Table of Contents
Get to know the main oriental garden styles and their design variants.
When we talk about oriental gardens, we basically refer to China and Japan, which in the case of China go back almost 5,000 years. The symbolism was always present in the Taoist tradition and was transmitted to Japan through Korea in the 7th century, being the basis of the early Japanese designs. These environments were built on land adjacent to the temples, so they were
considered them not so much as playgrounds, but as meditation areas. Gardens that did not look like the ones we know today, as complements such as stone lanterns, bowls, stone slabs, etc... were incorporated later.
Water, Sand and Stone
Of all the styles, this is the simplest and most austere, due to the time in which they were developed. They are called karesan-sui and represent the mountain and dry water designs and were basically placed in the temple courtyards for contemplation and enrichment of the spirit.
The stones represent the mountains and the sand the water, requiring a skill exceptional its maintenance. The best example of this type of garden is represented in Kyoto and is called Ryoan-ji, created around the 15th century. Its layout and arrangement, along with the silence, give it tranquility and harmony.
The Kare-san-sui design, also occupies the art of landscapes in tray, imported from China and known in the West as Bonsai, in which are incorporated in addition to sand and stone, dwarf plants located in stone or bronze trays.
The origin of this type of garden, was due to the custom of drinking tea, considered a ceremony. The tea houses consisted of a simple and rustic environment, built with straw roofs accompanied by simple utensils.
At first these gardens were simply paths leading to the teahouse, located in areas so humid and shady that moss was part of the environment.
These gardens were divided into two areas, the first was near the city and was called ?roji exterior?. The second one was far away from the city and where nature was not controlled, it was called ?roji interior?.

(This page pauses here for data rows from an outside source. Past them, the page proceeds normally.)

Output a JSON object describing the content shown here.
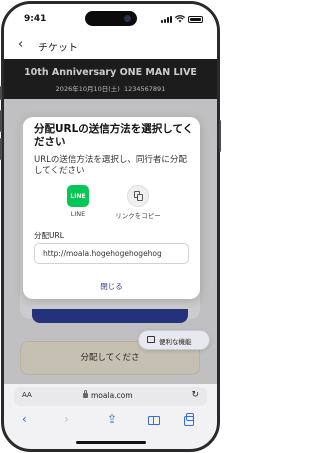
{
  "status_bar": {
    "time": "9:41"
  },
  "nav": {
    "back_icon": "‹",
    "title": "チケット"
  },
  "event": {
    "title": "10th Anniversary ONE MAN LIVE",
    "date": "2026年10月10日(土)",
    "ticket_number": "1234567891"
  },
  "background": {
    "distribute_text": "分配してくださ"
  },
  "modal": {
    "title": "分配URLの送信方法を選択してください",
    "description": "URLの送信方法を選択し、同行者に分配してください",
    "options": [
      {
        "label": "LINE",
        "icon": "line-icon",
        "icon_text": "LINE",
        "color": "#06c755"
      },
      {
        "label": "リンクをコピー",
        "icon": "copy-icon"
      }
    ],
    "url_label": "分配URL",
    "url_value": "http://moala.hogehogehogehog",
    "close_label": "閉じる"
  },
  "convenient_button": {
    "label": "便利な機能"
  },
  "browser": {
    "aa_label": "AA",
    "domain": "moala.com",
    "reload_icon": "↻",
    "toolbar": {
      "back_icon": "‹",
      "forward_icon": "›",
      "share_icon": "⇪"
    }
  },
  "colors": {
    "accent": "#2e3f9a",
    "line_green": "#06c755",
    "safari_blue": "#2f6de1"
  }
}
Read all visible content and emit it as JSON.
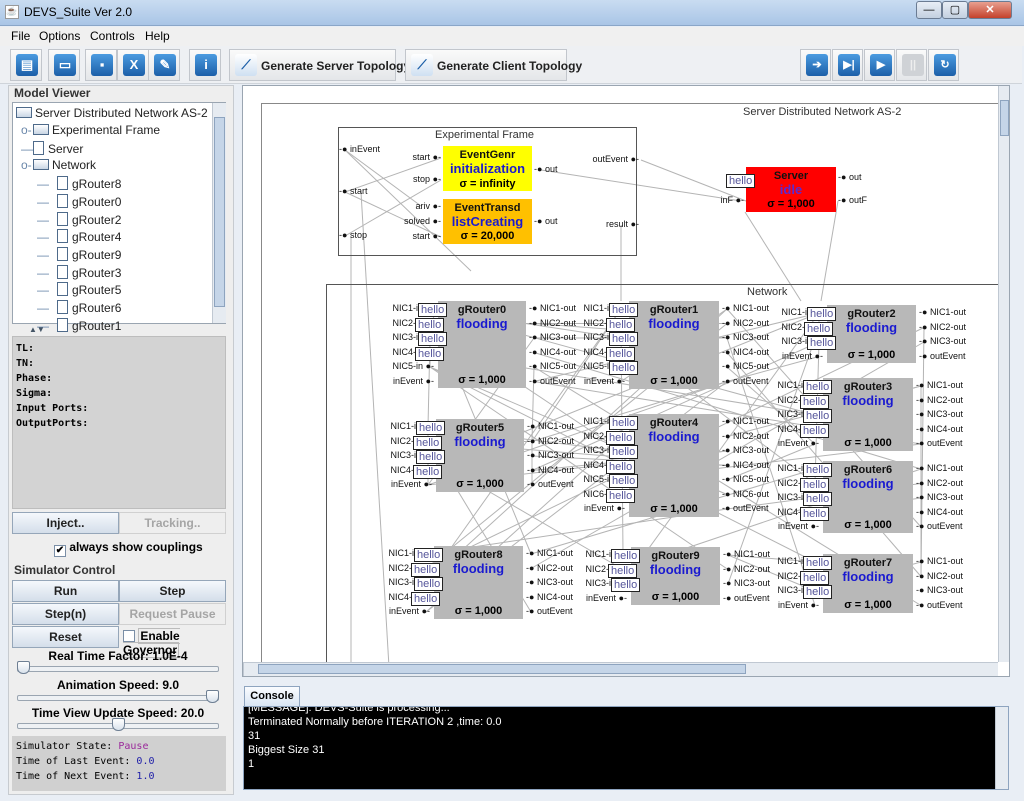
{
  "window": {
    "title": "DEVS_Suite Ver 2.0",
    "controls": [
      "—",
      "▢",
      "✕"
    ]
  },
  "menu": [
    "File",
    "Options",
    "Controls",
    "Help"
  ],
  "toolbar": {
    "icon_buttons": [
      {
        "icon": "new-document-icon",
        "glyph": "▤"
      },
      {
        "icon": "open-folder-icon",
        "glyph": "▭"
      },
      {
        "icon": "save-icon",
        "glyph": "▪"
      },
      {
        "icon": "export-icon",
        "glyph": "X"
      },
      {
        "icon": "wrench-icon",
        "glyph": "✎"
      },
      {
        "icon": "info-bubble-icon",
        "glyph": "i"
      }
    ],
    "generate_server": "Generate Server Topology",
    "generate_client": "Generate Client Topology",
    "sim_buttons": [
      {
        "icon": "step-arrow-icon",
        "glyph": "➔",
        "enabled": true
      },
      {
        "icon": "step-end-icon",
        "glyph": "▶|",
        "enabled": true
      },
      {
        "icon": "play-icon",
        "glyph": "▶",
        "enabled": true
      },
      {
        "icon": "pause-icon",
        "glyph": "||",
        "enabled": false
      },
      {
        "icon": "reset-icon",
        "glyph": "↻",
        "enabled": true
      }
    ]
  },
  "model_viewer": {
    "title": "Model Viewer",
    "root": "Server Distributed Network AS-2",
    "nodes": [
      {
        "label": "Experimental Frame",
        "type": "folder",
        "level": 1
      },
      {
        "label": "Server",
        "type": "leaf",
        "level": 1
      },
      {
        "label": "Network",
        "type": "folder",
        "level": 1
      },
      {
        "label": "gRouter8",
        "type": "leaf",
        "level": 2
      },
      {
        "label": "gRouter0",
        "type": "leaf",
        "level": 2
      },
      {
        "label": "gRouter2",
        "type": "leaf",
        "level": 2
      },
      {
        "label": "gRouter4",
        "type": "leaf",
        "level": 2
      },
      {
        "label": "gRouter9",
        "type": "leaf",
        "level": 2
      },
      {
        "label": "gRouter3",
        "type": "leaf",
        "level": 2
      },
      {
        "label": "gRouter5",
        "type": "leaf",
        "level": 2
      },
      {
        "label": "gRouter6",
        "type": "leaf",
        "level": 2
      },
      {
        "label": "gRouter1",
        "type": "leaf",
        "level": 2
      }
    ]
  },
  "info": [
    "TL:",
    "TN:",
    "Phase:",
    "Sigma:",
    "Input Ports:",
    "OutputPorts:"
  ],
  "inject": "Inject..",
  "tracking": "Tracking..",
  "always_show_couplings": {
    "label": "always show couplings",
    "checked": true
  },
  "sim_control": {
    "title": "Simulator Control",
    "run": "Run",
    "step": "Step",
    "step_n": "Step(n)",
    "request_pause": "Request Pause",
    "reset": "Reset",
    "enable_governor": {
      "label": "Enable Governor",
      "checked": false
    },
    "sliders": [
      {
        "label": "Real Time Factor: 1.0E-4",
        "fraction": 0.0
      },
      {
        "label": "Animation Speed: 9.0",
        "fraction": 1.0
      },
      {
        "label": "Time View Update Speed: 20.0",
        "fraction": 0.5
      }
    ],
    "state": {
      "state_label": "Simulator State:",
      "state_value": "Pause",
      "last_label": "Time of Last Event:",
      "last_value": "0.0",
      "next_label": "Time of Next Event:",
      "next_value": "1.0"
    }
  },
  "diagram": {
    "title": "Server Distributed Network AS-2",
    "ef": {
      "title": "Experimental Frame",
      "in_ports": [
        "inEvent",
        "start",
        "stop"
      ],
      "out_ports": [
        "outEvent",
        "result"
      ],
      "genr": {
        "name": "EventGenr",
        "phase": "initialization",
        "sigma": "σ = infinity",
        "in": [
          "start",
          "stop"
        ],
        "out": [
          "out"
        ],
        "color": "#ffff00"
      },
      "transd": {
        "name": "EventTransd",
        "phase": "listCreating",
        "sigma": "σ = 20,000",
        "in": [
          "ariv",
          "solved",
          "start"
        ],
        "out": [
          "out"
        ],
        "color": "#ffc000"
      }
    },
    "server": {
      "name": "Server",
      "phase": "idle",
      "sigma": "σ = 1,000",
      "in": [
        "inF"
      ],
      "out": [
        "out",
        "outF"
      ],
      "color": "#ff0000",
      "message": "hello"
    },
    "network": {
      "title": "Network"
    },
    "message": "hello",
    "routers": [
      {
        "name": "gRouter0",
        "phase": "flooding",
        "sigma": "σ = 1,000",
        "nics": 5,
        "hellos": 4
      },
      {
        "name": "gRouter1",
        "phase": "flooding",
        "sigma": "σ = 1,000",
        "nics": 5,
        "hellos": 5
      },
      {
        "name": "gRouter2",
        "phase": "flooding",
        "sigma": "σ = 1,000",
        "nics": 3,
        "hellos": 3
      },
      {
        "name": "gRouter3",
        "phase": "flooding",
        "sigma": "σ = 1,000",
        "nics": 4,
        "hellos": 4
      },
      {
        "name": "gRouter5",
        "phase": "flooding",
        "sigma": "σ = 1,000",
        "nics": 4,
        "hellos": 4
      },
      {
        "name": "gRouter4",
        "phase": "flooding",
        "sigma": "σ = 1,000",
        "nics": 6,
        "hellos": 6
      },
      {
        "name": "gRouter6",
        "phase": "flooding",
        "sigma": "σ = 1,000",
        "nics": 4,
        "hellos": 4
      },
      {
        "name": "gRouter8",
        "phase": "flooding",
        "sigma": "σ = 1,000",
        "nics": 4,
        "hellos": 4
      },
      {
        "name": "gRouter9",
        "phase": "flooding",
        "sigma": "σ = 1,000",
        "nics": 3,
        "hellos": 3
      },
      {
        "name": "gRouter7",
        "phase": "flooding",
        "sigma": "σ = 1,000",
        "nics": 3,
        "hellos": 3
      }
    ]
  },
  "console": {
    "tab": "Console",
    "lines": [
      "[MESSAGE]: DEVS-Suite is processing...",
      "Terminated Normally before ITERATION 2 ,time: 0.0",
      "31",
      "Biggest Size 31",
      "1"
    ]
  }
}
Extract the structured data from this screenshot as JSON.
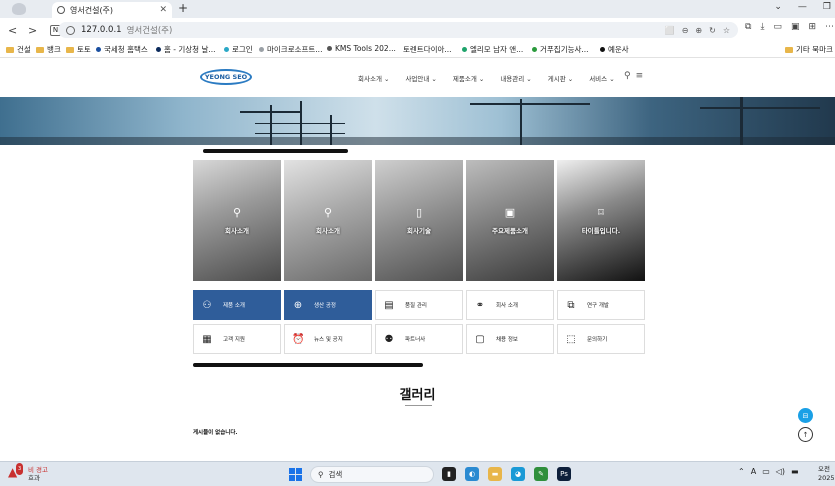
{
  "browser": {
    "tab_title": "영서건설(주)",
    "tab_close": "✕",
    "new_tab": "+",
    "url_host": "127.0.0.1",
    "url_site": "영서건설(주)",
    "addr_n": "N",
    "window_controls": [
      "⌄",
      "—",
      "❐"
    ],
    "url_icons": [
      "⬜",
      "⊖",
      "⊕",
      "↻",
      "☆"
    ],
    "toolbar_icons": [
      "⧉",
      "⤓",
      "▭",
      "▣",
      "⊞",
      "⋯"
    ]
  },
  "bookmarks": [
    {
      "label": "건설",
      "kind": "folder",
      "color": "#e8b64a"
    },
    {
      "label": "뱅크",
      "kind": "folder",
      "color": "#e8b64a"
    },
    {
      "label": "토토",
      "kind": "folder",
      "color": "#e8b64a"
    },
    {
      "label": "국세청 홈택스",
      "kind": "dot",
      "color": "#1a4fa0"
    },
    {
      "label": "홈 - 기상청 날...",
      "kind": "dot",
      "color": "#0b2a5b"
    },
    {
      "label": "로그인",
      "kind": "dot",
      "color": "#2aa8c6"
    },
    {
      "label": "마이크로소프트...",
      "kind": "dot",
      "color": "#9aa0a6"
    },
    {
      "label": "KMS Tools 202...",
      "kind": "dot",
      "color": "#555555"
    },
    {
      "label": "토렌트다이아...",
      "kind": "none",
      "color": ""
    },
    {
      "label": "엘리모 남자 앤...",
      "kind": "dot",
      "color": "#1ea36b"
    },
    {
      "label": "거푸집기능사...",
      "kind": "dot",
      "color": "#2a9a3c"
    },
    {
      "label": "예운사",
      "kind": "dot",
      "color": "#111111"
    },
    {
      "label": "기타 북마크",
      "kind": "folder",
      "color": "#e8b64a"
    }
  ],
  "site": {
    "logo": "YEONG SEO",
    "nav": [
      "회사소개 ⌄",
      "사업안내 ⌄",
      "제품소개 ⌄",
      "내용관리 ⌄",
      "게시판 ⌄",
      "서비스 ⌄"
    ],
    "search_icon": "⚲",
    "menu_icon": "≡"
  },
  "cards": [
    {
      "label": "회사소개",
      "icon": "⚲",
      "bg": "linear-gradient(160deg,#d8d8d8 0%,#9a9a9a 40%,#4a4a4a 100%)"
    },
    {
      "label": "회사소개",
      "icon": "⚲",
      "bg": "linear-gradient(160deg,#e2e2e2 0%,#a8a8a8 45%,#6a6a6a 100%)"
    },
    {
      "label": "회사기술",
      "icon": "▯",
      "bg": "linear-gradient(160deg,#cfcfcf 0%,#8c8c8c 50%,#4f4f4f 100%)"
    },
    {
      "label": "주요제품소개",
      "icon": "▣",
      "bg": "linear-gradient(160deg,#bdbdbd 0%,#7a7a7a 50%,#3a3a3a 100%)"
    },
    {
      "label": "타이틀입니다.",
      "icon": "⌑",
      "bg": "linear-gradient(160deg,#f0f0f0 0%,#8a8a8a 40%,#111111 100%)"
    }
  ],
  "menu": [
    {
      "label": "제품 소개",
      "icon": "⚇",
      "active": true
    },
    {
      "label": "생산 공정",
      "icon": "⊕",
      "active": true
    },
    {
      "label": "품질 관리",
      "icon": "▤",
      "active": false
    },
    {
      "label": "회사 소개",
      "icon": "⚭",
      "active": false
    },
    {
      "label": "연구 개발",
      "icon": "⧉",
      "active": false
    },
    {
      "label": "고객 지원",
      "icon": "▦",
      "active": false
    },
    {
      "label": "뉴스 및 공지",
      "icon": "⏰",
      "active": false
    },
    {
      "label": "파트너사",
      "icon": "⚉",
      "active": false
    },
    {
      "label": "채용 정보",
      "icon": "▢",
      "active": false
    },
    {
      "label": "문의하기",
      "icon": "⬚",
      "active": false
    }
  ],
  "gallery": {
    "title": "갤러리",
    "empty": "게시물이 없습니다."
  },
  "float": {
    "chat": "⊟",
    "top": "↑"
  },
  "taskbar": {
    "warn_count": "3",
    "warn_title": "비 경고",
    "warn_sub": "효과",
    "search": "검색",
    "search_icon": "⚲",
    "apps": [
      {
        "icon": "▮",
        "color": "#222222"
      },
      {
        "icon": "◐",
        "color": "#2a8ad1"
      },
      {
        "icon": "▬",
        "color": "#e8b64a"
      },
      {
        "icon": "◕",
        "color": "#1a9ad6"
      },
      {
        "icon": "✎",
        "color": "#2f8f3c"
      },
      {
        "icon": "Ps",
        "color": "#0d1f3a"
      }
    ],
    "tray": [
      "⌃",
      "A",
      "▭",
      "◁)",
      "▬"
    ],
    "clock_time": "오전",
    "clock_date": "2025"
  }
}
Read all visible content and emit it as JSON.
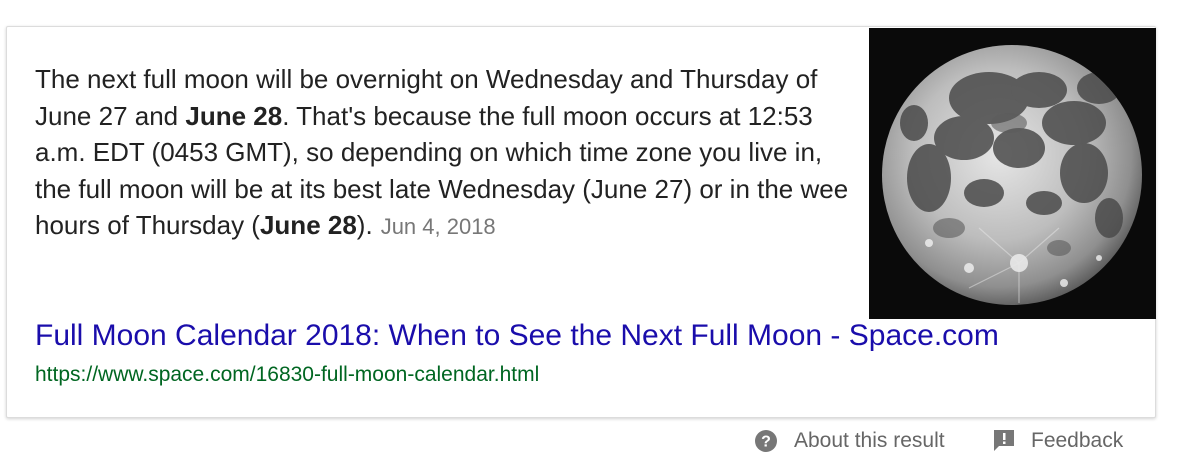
{
  "snippet": {
    "text_1": "The next full moon will be overnight on Wednesday and Thursday of June 27 and ",
    "bold_1": "June 28",
    "text_2": ". That's because the full moon occurs at 12:53 a.m. EDT (0453 GMT), so depending on which time zone you live in, the full moon will be at its best late Wednesday (June 27) or in the wee hours of Thursday (",
    "bold_2": "June 28",
    "text_3": ").",
    "date": "Jun 4, 2018"
  },
  "image": {
    "description_icon": "full-moon-photo"
  },
  "result": {
    "title": "Full Moon Calendar 2018: When to See the Next Full Moon - Space.com",
    "url": "https://www.space.com/16830-full-moon-calendar.html"
  },
  "footer": {
    "about_icon": "question-circle-icon",
    "about_label": "About this result",
    "feedback_icon": "feedback-flag-icon",
    "feedback_label": "Feedback"
  },
  "colors": {
    "link": "#1a0dab",
    "url": "#006621",
    "text": "#222222",
    "muted": "#777777"
  }
}
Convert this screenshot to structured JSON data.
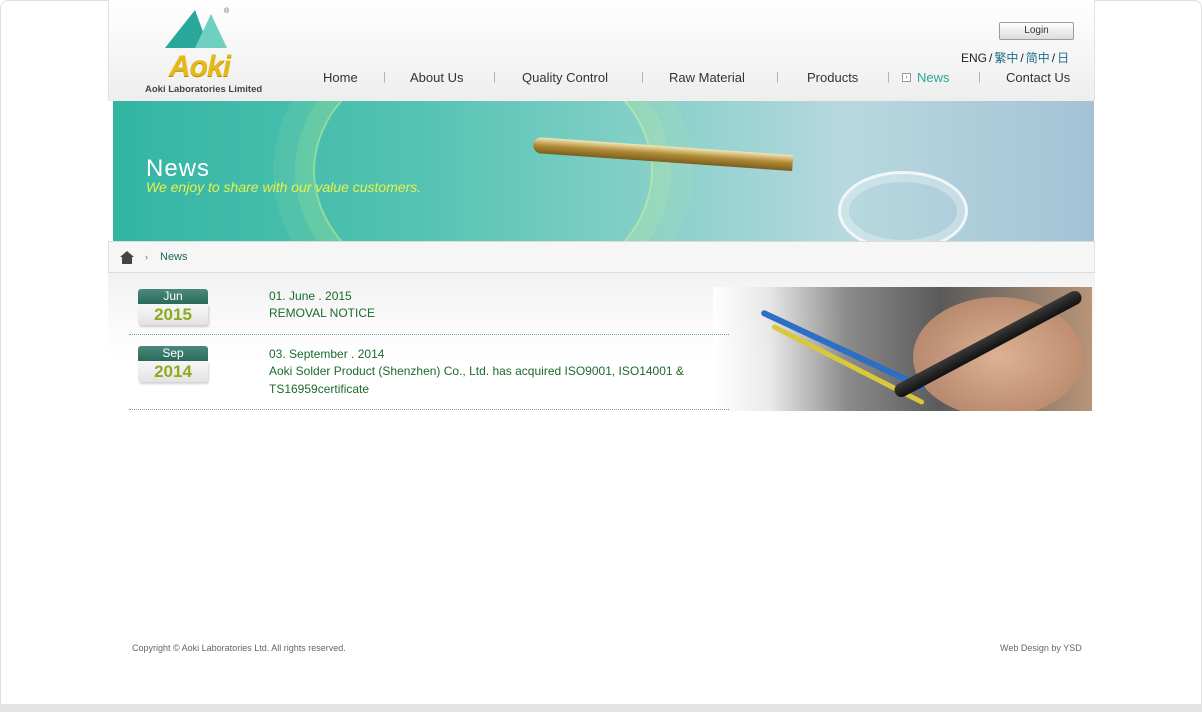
{
  "header": {
    "logo": {
      "company": "Aoki Laboratories Limited",
      "wordmark": "Aoki",
      "reg": "®"
    },
    "login_label": "Login",
    "languages": [
      {
        "label": "ENG"
      },
      {
        "label": "繁中"
      },
      {
        "label": "简中"
      },
      {
        "label": "日"
      }
    ],
    "lang_sep": "/",
    "nav": [
      {
        "label": "Home"
      },
      {
        "label": "About Us"
      },
      {
        "label": "Quality Control"
      },
      {
        "label": "Raw Material"
      },
      {
        "label": "Products"
      },
      {
        "label": "News"
      },
      {
        "label": "Contact Us"
      }
    ],
    "nav_sep": "|",
    "active_nav": "News"
  },
  "banner": {
    "title": "News",
    "subtitle": "We enjoy to share with our value customers."
  },
  "breadcrumb": {
    "arrow": "›",
    "current": "News"
  },
  "news": [
    {
      "month": "Jun",
      "year": "2015",
      "date": "01. June . 2015",
      "title": "REMOVAL NOTICE"
    },
    {
      "month": "Sep",
      "year": "2014",
      "date": "03. September . 2014",
      "title": "Aoki Solder Product (Shenzhen) Co., Ltd. has acquired ISO9001, ISO14001 & TS16959certificate"
    }
  ],
  "footer": {
    "copyright": "Copyright © Aoki Laboratories Ltd. All rights reserved.",
    "credit": "Web Design by YSD"
  },
  "colors": {
    "accent": "#2aa79b",
    "link_green": "#1c6a2a",
    "banner_subtitle": "#e7f24a",
    "year": "#8dab1d"
  }
}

They are characteristic stone elements such as tiles, bowls, lights, etc... that over time have become typical complements to this type of garden. The inclusion of wells and other stones at the entrance of the tea house, had the function of washing hands and mouth before entering the tea ceremony.
In these gardens the moss represents the richness and fullness of the Buddhist religion, symbolizing the abundance of life. Possibly the most important moss gardens are those of Kyoto and in particular there is one that stands out among the others, it is the one belonging to the temple of
This type of design combines exquisitely selected rocks, along with shrubs, trees and stone slabs. The colourful maples in autumn, the azaleas and their flowering in spring, together with other plant and architectural elements such as ponds, bridges, etc... are characteristic details of this type of environment.